The attribution of stock ownership to constructive owners is a highly important feature of US domestic and international tax law. The Internal Revenue Code (“IRC”) §318 contains complex constructive ownership rules concerning corporate stock; these rules vary depending on a specific §318 relationship. This article focuses on an important category of §318 relationships – trusts. Since these rules are very broad, I will discuss today only the §318 downstream trust attribution rules; the upstream rules and important exceptions to both sets of rules will be covered in later articles.
§318 Trust Attribution: Downstream vs. Upstream Attribution
Similarly to other §318 attribution rules, there are two types of §318 trust attribution: downstream and upstream. The downstream attribution rules attribute the ownership of corporate stocks owned by a trust to its beneficiaries. The upstream attribution rules are exactly the opposite: they attribute the ownership of corporate stocks owned by beneficiaries to the trust. As I stated above, this article focuses on the downstream attribution.
§318 Downstream Trust Attribution: Attribution from Trust to Beneficiary
Under §318(a)(2)(B)(i), corporate stocks owned, directly or indirectly, by or for a trust are considered owned by the trust’s beneficiaries in proportion to their actuarial interests in the trust.
Notice that the size of the actuarial interest does not matter. Moreover, §318(a)(2)(B) will apply even if the beneficiary does not have any present interest in a trust, but only a remainder interest (also calculated on an actuarial basis). This rule is the exact opposite of the §318 estate attribution rules.
Furthermore, the decision to attribute shares based on the actuarial interest, rather than actual one, may result in a paradoxical result where stocks are attributed to a person who will never become the actual owner of the shares.
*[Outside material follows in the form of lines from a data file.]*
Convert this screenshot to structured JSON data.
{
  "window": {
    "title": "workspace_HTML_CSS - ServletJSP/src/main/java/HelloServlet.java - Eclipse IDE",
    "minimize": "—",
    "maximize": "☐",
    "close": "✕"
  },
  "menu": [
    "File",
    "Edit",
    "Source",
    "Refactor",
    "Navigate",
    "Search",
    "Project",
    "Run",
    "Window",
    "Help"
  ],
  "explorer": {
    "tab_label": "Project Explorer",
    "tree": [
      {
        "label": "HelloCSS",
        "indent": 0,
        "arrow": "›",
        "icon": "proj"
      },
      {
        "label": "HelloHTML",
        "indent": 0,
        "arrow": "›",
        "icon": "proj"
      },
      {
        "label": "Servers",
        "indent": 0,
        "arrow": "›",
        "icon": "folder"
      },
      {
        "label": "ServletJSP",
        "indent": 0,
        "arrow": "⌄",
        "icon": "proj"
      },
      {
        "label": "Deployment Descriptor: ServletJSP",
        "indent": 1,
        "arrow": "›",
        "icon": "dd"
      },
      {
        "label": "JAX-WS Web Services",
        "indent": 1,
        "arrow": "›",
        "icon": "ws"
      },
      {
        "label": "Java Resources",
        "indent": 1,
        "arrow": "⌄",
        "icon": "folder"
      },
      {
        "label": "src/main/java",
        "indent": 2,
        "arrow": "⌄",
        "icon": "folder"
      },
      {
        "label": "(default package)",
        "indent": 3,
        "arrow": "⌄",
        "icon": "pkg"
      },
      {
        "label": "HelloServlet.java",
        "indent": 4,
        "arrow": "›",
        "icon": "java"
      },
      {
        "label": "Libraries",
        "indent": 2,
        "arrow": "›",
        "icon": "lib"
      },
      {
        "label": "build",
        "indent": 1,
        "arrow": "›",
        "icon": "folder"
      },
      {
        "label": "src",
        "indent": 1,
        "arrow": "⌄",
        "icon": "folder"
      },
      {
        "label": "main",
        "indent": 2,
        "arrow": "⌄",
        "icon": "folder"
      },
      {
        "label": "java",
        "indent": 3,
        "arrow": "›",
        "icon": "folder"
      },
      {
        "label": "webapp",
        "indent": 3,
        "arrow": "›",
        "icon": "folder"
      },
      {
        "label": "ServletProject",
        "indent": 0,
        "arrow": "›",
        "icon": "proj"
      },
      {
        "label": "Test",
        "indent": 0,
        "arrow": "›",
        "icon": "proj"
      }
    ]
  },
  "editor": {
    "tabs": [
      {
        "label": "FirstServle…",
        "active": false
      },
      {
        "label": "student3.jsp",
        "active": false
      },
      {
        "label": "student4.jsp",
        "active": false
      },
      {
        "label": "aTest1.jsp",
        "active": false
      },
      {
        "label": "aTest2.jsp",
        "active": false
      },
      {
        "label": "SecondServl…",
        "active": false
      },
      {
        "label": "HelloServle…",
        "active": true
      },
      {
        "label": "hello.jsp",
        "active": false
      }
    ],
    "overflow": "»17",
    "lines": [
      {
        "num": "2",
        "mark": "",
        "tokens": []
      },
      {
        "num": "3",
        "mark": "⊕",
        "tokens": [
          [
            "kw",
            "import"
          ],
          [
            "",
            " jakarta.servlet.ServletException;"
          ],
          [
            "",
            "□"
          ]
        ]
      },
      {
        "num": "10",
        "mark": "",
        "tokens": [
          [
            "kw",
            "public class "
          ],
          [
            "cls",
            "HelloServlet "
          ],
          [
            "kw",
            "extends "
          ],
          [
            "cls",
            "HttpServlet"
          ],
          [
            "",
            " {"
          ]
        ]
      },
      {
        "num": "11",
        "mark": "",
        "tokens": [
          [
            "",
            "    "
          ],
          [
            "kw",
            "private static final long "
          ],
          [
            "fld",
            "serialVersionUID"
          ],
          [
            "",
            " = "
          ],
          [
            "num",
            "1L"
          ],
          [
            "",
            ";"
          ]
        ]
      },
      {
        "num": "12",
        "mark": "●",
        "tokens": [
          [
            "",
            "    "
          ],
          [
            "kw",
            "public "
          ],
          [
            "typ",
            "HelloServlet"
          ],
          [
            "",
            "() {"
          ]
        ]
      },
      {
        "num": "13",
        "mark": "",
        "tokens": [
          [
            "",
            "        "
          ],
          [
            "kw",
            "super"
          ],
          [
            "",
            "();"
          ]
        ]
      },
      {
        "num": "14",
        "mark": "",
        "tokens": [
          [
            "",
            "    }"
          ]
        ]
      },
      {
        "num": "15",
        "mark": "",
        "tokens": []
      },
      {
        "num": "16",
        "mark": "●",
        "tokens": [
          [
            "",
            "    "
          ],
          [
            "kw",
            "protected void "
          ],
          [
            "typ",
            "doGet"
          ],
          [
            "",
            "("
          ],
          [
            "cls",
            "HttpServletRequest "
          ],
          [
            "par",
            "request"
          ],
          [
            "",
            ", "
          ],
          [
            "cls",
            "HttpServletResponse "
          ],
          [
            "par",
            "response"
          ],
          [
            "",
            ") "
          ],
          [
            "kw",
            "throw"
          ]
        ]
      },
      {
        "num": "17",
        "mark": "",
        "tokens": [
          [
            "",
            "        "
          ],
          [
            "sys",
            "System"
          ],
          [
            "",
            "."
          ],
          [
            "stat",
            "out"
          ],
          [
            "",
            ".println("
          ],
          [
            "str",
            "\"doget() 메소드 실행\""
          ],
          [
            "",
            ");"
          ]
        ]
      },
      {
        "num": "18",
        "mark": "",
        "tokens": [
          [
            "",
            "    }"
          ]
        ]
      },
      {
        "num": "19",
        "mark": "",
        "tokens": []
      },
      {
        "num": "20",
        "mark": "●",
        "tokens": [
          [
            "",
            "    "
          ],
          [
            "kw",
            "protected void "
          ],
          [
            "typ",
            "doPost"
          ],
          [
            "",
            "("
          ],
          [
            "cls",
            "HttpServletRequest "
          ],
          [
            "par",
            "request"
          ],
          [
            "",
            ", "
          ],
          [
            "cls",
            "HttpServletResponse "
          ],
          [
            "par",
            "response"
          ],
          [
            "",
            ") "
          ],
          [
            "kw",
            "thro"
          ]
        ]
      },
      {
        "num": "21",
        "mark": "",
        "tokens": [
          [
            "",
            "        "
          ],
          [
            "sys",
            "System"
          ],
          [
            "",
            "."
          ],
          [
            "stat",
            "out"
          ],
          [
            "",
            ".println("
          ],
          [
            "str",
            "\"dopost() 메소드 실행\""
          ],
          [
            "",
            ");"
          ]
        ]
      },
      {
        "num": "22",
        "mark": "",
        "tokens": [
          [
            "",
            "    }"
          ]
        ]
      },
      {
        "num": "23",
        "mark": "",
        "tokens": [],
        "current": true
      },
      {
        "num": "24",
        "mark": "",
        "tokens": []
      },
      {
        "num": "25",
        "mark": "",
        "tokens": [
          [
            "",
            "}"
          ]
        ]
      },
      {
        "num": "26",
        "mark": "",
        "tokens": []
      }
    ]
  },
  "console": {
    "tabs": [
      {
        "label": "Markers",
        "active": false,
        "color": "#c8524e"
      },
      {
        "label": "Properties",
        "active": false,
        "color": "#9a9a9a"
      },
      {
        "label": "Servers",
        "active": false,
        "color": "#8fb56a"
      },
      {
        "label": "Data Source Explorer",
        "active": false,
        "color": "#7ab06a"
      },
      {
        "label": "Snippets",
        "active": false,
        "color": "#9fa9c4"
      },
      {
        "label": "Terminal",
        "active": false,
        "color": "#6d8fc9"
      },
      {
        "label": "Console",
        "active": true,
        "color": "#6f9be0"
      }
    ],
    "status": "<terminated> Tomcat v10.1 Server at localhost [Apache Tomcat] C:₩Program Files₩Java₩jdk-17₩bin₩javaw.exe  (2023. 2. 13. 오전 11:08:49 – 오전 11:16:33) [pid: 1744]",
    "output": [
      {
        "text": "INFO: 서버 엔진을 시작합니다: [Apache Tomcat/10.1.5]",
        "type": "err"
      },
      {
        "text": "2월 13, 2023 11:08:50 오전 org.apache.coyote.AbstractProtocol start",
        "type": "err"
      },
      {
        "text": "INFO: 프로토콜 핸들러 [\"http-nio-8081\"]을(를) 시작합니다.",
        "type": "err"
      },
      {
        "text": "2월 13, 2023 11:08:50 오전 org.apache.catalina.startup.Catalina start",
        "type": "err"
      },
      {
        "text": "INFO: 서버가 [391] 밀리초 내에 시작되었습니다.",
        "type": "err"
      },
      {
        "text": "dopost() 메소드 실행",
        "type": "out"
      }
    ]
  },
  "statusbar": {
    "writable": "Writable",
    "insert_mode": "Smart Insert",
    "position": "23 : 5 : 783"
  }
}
§318 Downstream Trust Attribution: Determination of Actuarial Interest
The attribution of shares from the trust to its beneficiary should be made on the basis of the beneficiary’s actuarial interest at the time of the transaction affected by the stock ownership.
§318 Downstream Trust Attribution: Unstable Proportionality
The adoption of the attribution of stock based on the actuarial interest in a trust creates a constant calculation problem for beneficiaries, because the actuarial interest of the beneficiary in a trust varies from year to year. The variation of actuarial interest means that the number of shares attributed from a trust to its beneficiary will change every year.
For example, the actuarial interest of a beneficiary with a life estate in a trust will decrease every year as he ages. On the other hand, the actuarial interest of the owner of the remainder interest in the trust will increase with each year. Hence, the number of stocks attributed to the life tenant will decrease each year, while the attribution of stocks to the holder of the remainder interest will increase each year.
§318 Downstream Trust Attribution: Special Presumption Concerning Power of Appointment
Based on 95 Rev. Proc. 77-37, §3.05 (operating rules for private letter rulings), the IRS has adopted a special presumption with respect to when children will be considered beneficiaries for the purpose of §318 trust attribution rules. In order to understand this rule, we need to describe the setting in which it will most likely apply.
Oftentimes, estate plans are set up where the surviving spouse will have a life interest in a trust’s income and a power of appointment over the trust corpus. In such situation, estate planners often insert a clause that, if a spouse fails to exercise the power of appointment, the trust corpus will automatically go to the children.
In this situation, the IRS stated that, absent evidence that the power of appointment was exercised differently, it is presumed that it was exercised in favor of the children. By adopting this presumption, the children are immediately considered beneficiaries for the purpose of the stock attribution rules under §318.
§318 Downstream Trust Attribution: Planning to Avoid Attribution
In order to prevent the application of the trust attribution rules under §318, a beneficiary must renounce his entire interest in the trust. See Rev. Rul. 71-211. Such renunciation is valid only if it is irrevocable and binding under local law.
§318 Downstream Trust Attribution: Special Case of Voting Trusts
Under Rev. Rul. 71-262 and CCA 200409001, §318(a)(2)(B) does not apply in the context of a voting trust (i.e. where trustee has the right to vote the stock held in trust, but the dividends are paid to the certificate holder). This is because the certificate holder is deemed to be the owner of the shares and there is no attribution of ownership from the trust.
§318 Downstream Trust Attribution: Grantor Trusts and Employee Trusts
While it is beyond the scope of this article to describe them in detail, there are special rules that apply to the attribution of stock from grantor trusts and employee trusts. I will discuss these rules in more detail in the future.
Contact Sherayzen Law Office for Professional Help With US Tax Issues Concerning Foreign Trusts
If you are considered an owner or a beneficiary of a foreign trust, contact Sherayzen Law Office for professional help with your US tax compliance issues. Our firm is highly experienced in US international tax law, including foreign trust compliance. We have also helped taxpayers around the world with their offshore voluntary disclosures involving foreign trusts.